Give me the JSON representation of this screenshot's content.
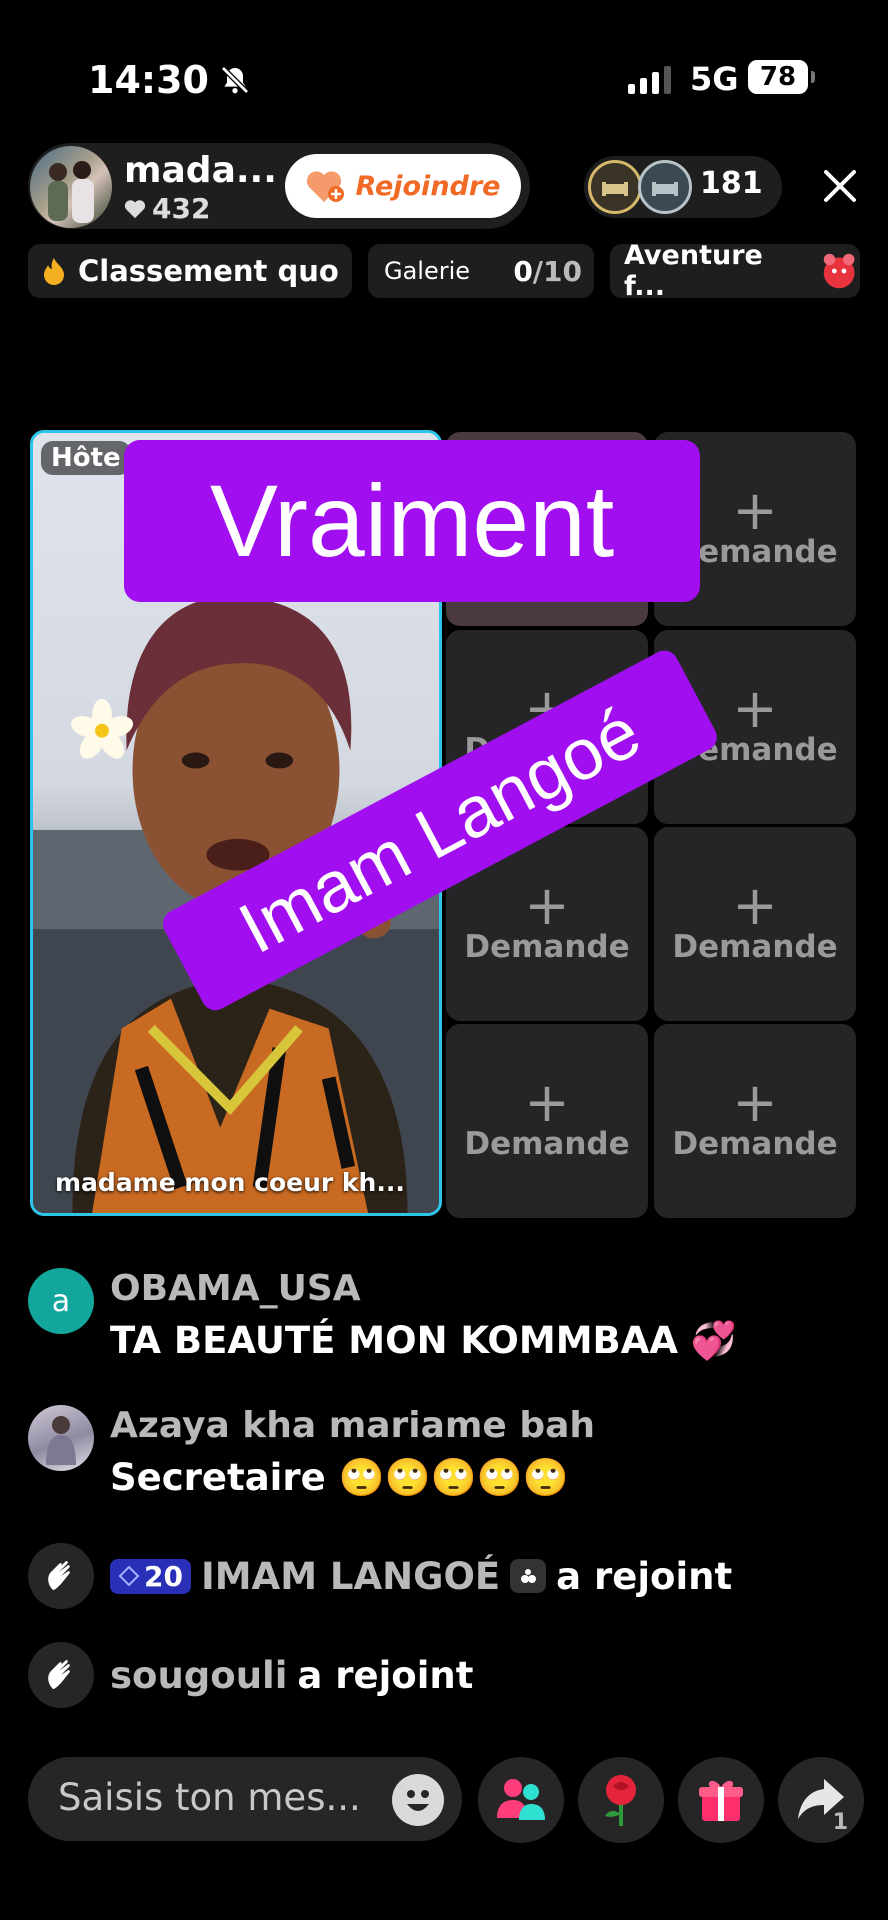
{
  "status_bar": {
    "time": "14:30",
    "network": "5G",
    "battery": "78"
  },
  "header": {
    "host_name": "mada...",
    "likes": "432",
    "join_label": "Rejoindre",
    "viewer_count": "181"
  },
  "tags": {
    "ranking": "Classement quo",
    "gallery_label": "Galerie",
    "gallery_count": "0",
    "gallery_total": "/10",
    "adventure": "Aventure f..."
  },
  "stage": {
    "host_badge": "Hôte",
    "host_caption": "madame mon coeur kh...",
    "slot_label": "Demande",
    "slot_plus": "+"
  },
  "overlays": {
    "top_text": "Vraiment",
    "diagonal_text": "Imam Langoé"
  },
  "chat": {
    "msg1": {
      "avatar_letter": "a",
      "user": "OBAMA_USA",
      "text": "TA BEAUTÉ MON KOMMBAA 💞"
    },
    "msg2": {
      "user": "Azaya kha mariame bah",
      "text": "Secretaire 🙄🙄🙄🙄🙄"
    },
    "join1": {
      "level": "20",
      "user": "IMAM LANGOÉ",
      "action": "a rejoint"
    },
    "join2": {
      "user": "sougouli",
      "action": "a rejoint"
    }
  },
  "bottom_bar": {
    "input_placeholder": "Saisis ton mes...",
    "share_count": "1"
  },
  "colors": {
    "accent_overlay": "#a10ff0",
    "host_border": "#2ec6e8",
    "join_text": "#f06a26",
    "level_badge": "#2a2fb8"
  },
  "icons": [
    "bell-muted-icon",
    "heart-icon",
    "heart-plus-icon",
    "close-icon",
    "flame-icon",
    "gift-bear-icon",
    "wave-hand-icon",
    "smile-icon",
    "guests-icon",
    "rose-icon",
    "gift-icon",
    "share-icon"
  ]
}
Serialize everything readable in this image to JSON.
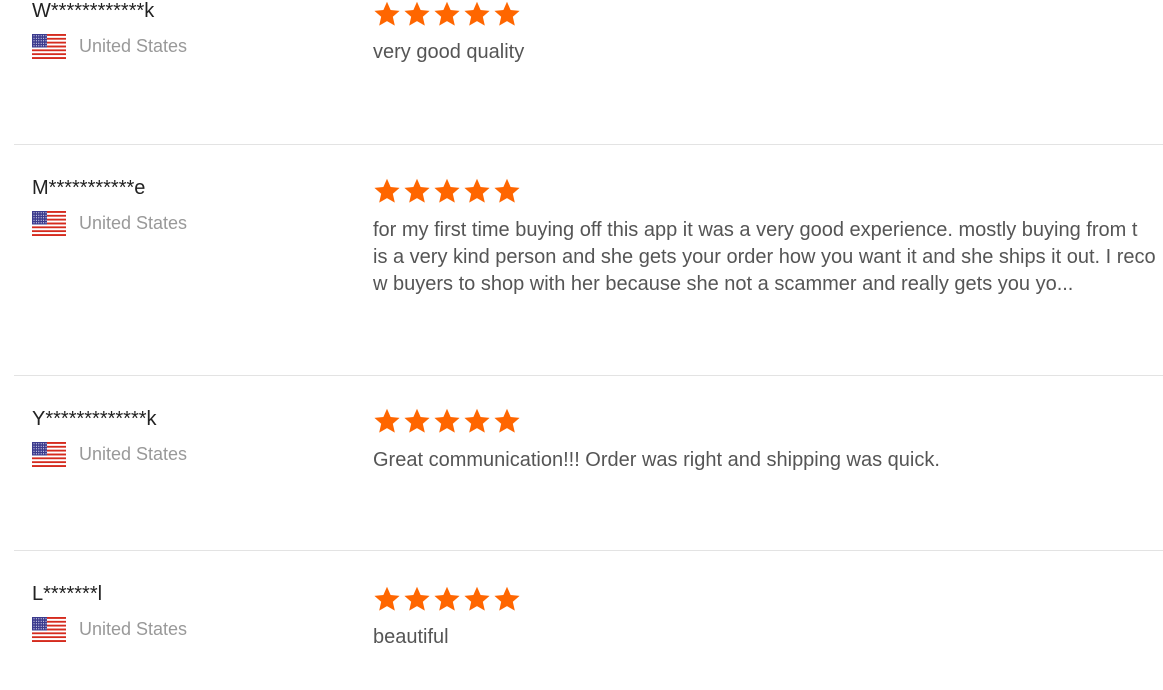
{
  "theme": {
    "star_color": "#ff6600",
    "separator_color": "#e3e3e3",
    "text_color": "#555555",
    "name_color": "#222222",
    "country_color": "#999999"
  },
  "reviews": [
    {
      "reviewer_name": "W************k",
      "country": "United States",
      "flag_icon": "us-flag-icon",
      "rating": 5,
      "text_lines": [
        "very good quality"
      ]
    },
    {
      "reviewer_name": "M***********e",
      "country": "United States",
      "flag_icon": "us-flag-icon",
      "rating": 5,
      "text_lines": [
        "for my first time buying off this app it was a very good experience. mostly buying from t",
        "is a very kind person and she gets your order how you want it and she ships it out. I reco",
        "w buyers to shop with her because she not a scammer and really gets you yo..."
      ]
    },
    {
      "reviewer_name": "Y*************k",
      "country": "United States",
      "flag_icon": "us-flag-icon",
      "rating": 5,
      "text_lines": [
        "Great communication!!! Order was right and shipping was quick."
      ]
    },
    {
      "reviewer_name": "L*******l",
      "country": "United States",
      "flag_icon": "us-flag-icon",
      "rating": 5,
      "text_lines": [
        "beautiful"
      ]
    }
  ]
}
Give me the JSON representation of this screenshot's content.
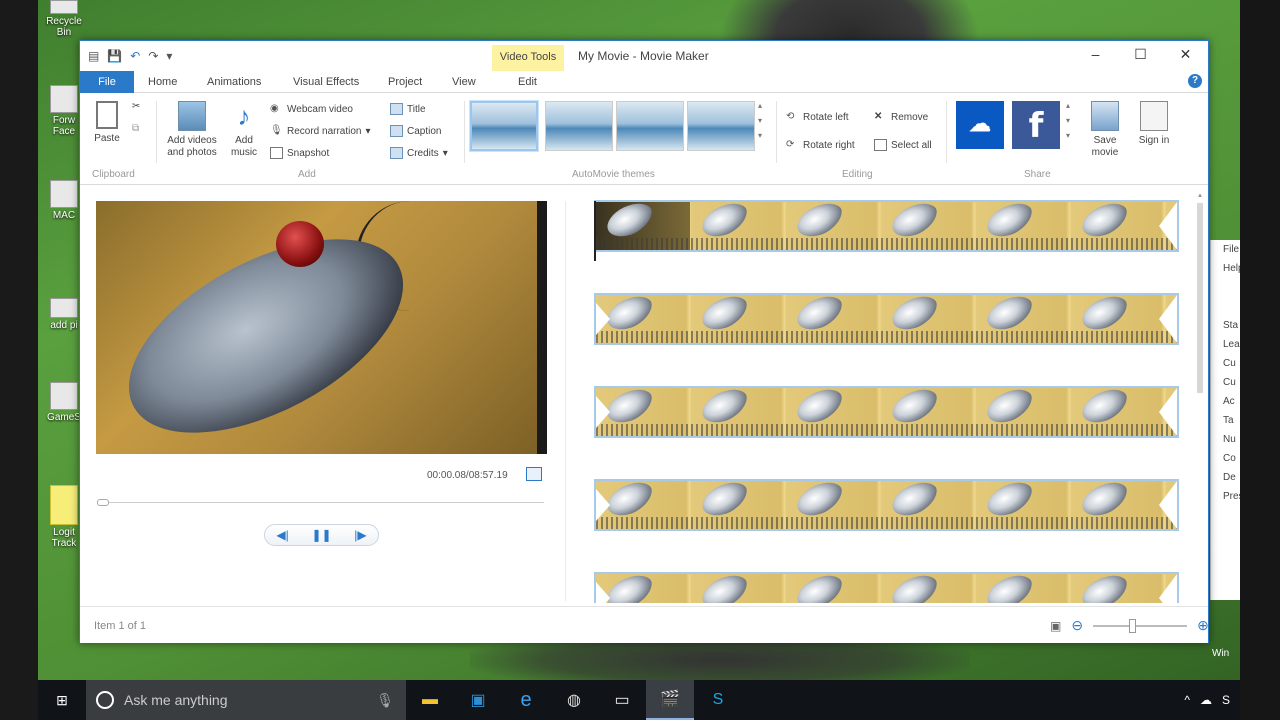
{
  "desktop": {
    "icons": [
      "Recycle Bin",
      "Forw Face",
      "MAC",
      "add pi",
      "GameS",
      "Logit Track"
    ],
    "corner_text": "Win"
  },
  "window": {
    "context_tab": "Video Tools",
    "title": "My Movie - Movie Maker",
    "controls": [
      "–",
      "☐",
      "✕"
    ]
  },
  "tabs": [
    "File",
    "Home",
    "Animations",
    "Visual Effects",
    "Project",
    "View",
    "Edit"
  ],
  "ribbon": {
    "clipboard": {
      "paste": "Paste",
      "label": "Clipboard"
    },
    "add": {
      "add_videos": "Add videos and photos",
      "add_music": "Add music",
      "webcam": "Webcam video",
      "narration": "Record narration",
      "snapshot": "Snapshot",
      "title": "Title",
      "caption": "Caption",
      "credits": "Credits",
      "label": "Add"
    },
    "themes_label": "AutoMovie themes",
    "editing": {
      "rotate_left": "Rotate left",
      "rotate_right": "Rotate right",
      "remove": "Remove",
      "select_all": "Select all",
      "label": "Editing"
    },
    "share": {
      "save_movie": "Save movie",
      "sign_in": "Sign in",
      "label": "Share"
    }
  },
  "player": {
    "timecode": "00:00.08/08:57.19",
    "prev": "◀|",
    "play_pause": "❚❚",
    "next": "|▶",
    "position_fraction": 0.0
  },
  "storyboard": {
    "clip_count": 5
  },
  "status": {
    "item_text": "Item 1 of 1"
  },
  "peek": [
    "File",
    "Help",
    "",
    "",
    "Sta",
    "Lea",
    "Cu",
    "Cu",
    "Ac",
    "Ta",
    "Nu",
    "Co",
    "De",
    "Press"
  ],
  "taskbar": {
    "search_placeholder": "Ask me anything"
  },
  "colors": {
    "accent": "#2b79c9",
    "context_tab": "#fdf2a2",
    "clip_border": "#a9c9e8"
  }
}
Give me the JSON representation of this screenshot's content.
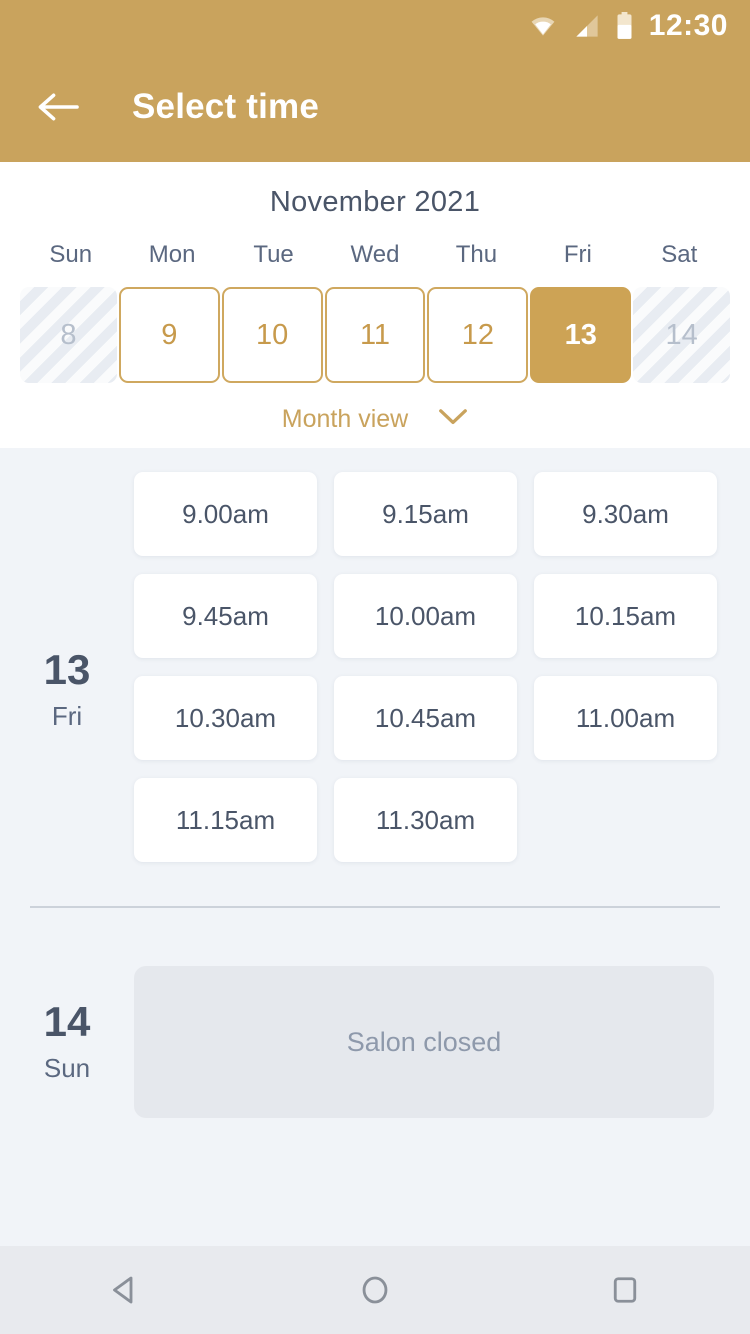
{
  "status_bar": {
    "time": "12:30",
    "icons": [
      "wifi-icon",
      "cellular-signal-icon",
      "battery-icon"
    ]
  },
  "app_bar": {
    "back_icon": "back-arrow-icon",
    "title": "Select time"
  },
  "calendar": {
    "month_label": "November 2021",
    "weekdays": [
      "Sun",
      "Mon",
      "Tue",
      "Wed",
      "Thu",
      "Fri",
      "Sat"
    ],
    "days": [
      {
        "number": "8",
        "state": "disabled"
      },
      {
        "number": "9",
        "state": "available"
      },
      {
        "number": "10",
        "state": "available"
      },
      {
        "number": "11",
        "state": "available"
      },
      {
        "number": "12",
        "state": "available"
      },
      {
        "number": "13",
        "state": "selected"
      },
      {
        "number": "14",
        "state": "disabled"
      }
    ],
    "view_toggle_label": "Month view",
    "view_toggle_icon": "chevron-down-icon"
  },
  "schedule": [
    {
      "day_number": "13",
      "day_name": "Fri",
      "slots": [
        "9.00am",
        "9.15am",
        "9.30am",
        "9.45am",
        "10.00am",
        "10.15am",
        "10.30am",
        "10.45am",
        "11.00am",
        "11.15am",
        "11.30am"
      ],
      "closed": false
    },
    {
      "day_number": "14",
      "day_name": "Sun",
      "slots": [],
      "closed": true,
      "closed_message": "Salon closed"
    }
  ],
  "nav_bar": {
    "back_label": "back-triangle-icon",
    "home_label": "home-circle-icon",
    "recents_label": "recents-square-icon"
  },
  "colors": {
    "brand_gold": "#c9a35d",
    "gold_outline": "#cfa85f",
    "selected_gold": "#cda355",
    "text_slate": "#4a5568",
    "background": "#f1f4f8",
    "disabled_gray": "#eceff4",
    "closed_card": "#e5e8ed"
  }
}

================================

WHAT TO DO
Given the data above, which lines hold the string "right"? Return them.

OUTPUT
        "Great communication!!! Order was right and shipping was quick."
      "rotate_right": "Rotate right",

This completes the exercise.